Tetiaroa Island is part of the Society Islands archipelago in the southern Pacific Ocean, one of several island clusters in French Polynesia. Tetiaroa is an atoll comprised of thirteen small islets (or motus). This astronaut photograph illustrates the typical circular appearance of a fully developed atoll.
The ring of islands—covered in green vegetation and white-to-tan sandy beaches—develops on coral reefs, which originally form around a volcanic island. As the volcanic island gradually disappears due to subsidence and erosion, the coral reefs continue to grow upwards. Over time, the central volcanic island is completely submerged, leaving a ring of coral reefs and islands that surround a lagoon. The shallow lagoon waters appear blue-green in this image, and contrast with darker and deeper Pacific Ocean waters surrounding the atoll.
One of the motus in the southern portion of the atoll, Tahuna Rahi, is a protected bird sanctuary, and it is the nesting site of red- and brown-footed boobies, frigatebirds, and terns (among other species). Access to the atoll is via boat, as the airstrip was closed in 2004 due to safety and security concerns.
Tetiaroa Island is also known as “Marlon Brando’s Island.” The late film star purchased the atoll from the French Polynesian government between 1966 and 1967. While the motus were his property, the government retained the rights to the coral reefs and lagoons to preserve control of marine resources.
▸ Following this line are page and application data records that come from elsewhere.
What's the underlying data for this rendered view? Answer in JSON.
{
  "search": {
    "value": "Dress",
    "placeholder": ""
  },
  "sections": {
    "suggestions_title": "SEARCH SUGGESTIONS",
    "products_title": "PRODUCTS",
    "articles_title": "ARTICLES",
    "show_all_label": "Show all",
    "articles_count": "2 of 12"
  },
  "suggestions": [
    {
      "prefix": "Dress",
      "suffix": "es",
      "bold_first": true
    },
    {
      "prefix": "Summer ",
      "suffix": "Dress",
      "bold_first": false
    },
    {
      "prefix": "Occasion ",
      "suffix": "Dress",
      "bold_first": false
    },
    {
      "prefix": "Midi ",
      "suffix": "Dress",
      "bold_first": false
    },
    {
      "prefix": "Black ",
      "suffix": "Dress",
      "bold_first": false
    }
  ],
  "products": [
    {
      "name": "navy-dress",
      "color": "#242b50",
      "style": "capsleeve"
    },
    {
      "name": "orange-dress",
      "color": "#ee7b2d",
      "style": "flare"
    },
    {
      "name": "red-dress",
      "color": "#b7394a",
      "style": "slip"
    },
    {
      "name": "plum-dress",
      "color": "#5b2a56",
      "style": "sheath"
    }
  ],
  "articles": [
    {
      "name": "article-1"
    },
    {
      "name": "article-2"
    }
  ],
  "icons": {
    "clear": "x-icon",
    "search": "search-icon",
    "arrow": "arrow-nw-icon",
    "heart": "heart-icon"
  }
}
Following Brando’s death in 2004, ownership of the approximately 8-kilometer-wide atoll passed into other private hands, and there are now plans to build a luxury resort among the islets.
Astronaut photograph ISS018-E-24351 was acquired on January 27, 2009, with a Nikon D2Xs digital camera fitted with an 180 mm lens. It is provided by the ISS Crew Earth Observations experiment and the Image Science & Analysis Laboratory, Johnson Space Center. The image was taken by the Expedition 18 crew. The image in this article has been cropped and enhanced to improve contrast. Lens artifacts have been removed. The International Space Station Program supports the laboratory to help astronauts take pictures of Earth that will be of the greatest value to scientists and the public, and to make those images freely available on the Internet. Additional images taken by astronauts and cosmonauts can be viewed at the NASA/JSC Gateway to Astronaut Photography of Earth. Caption by William L. Stefanov, NASA-JSC.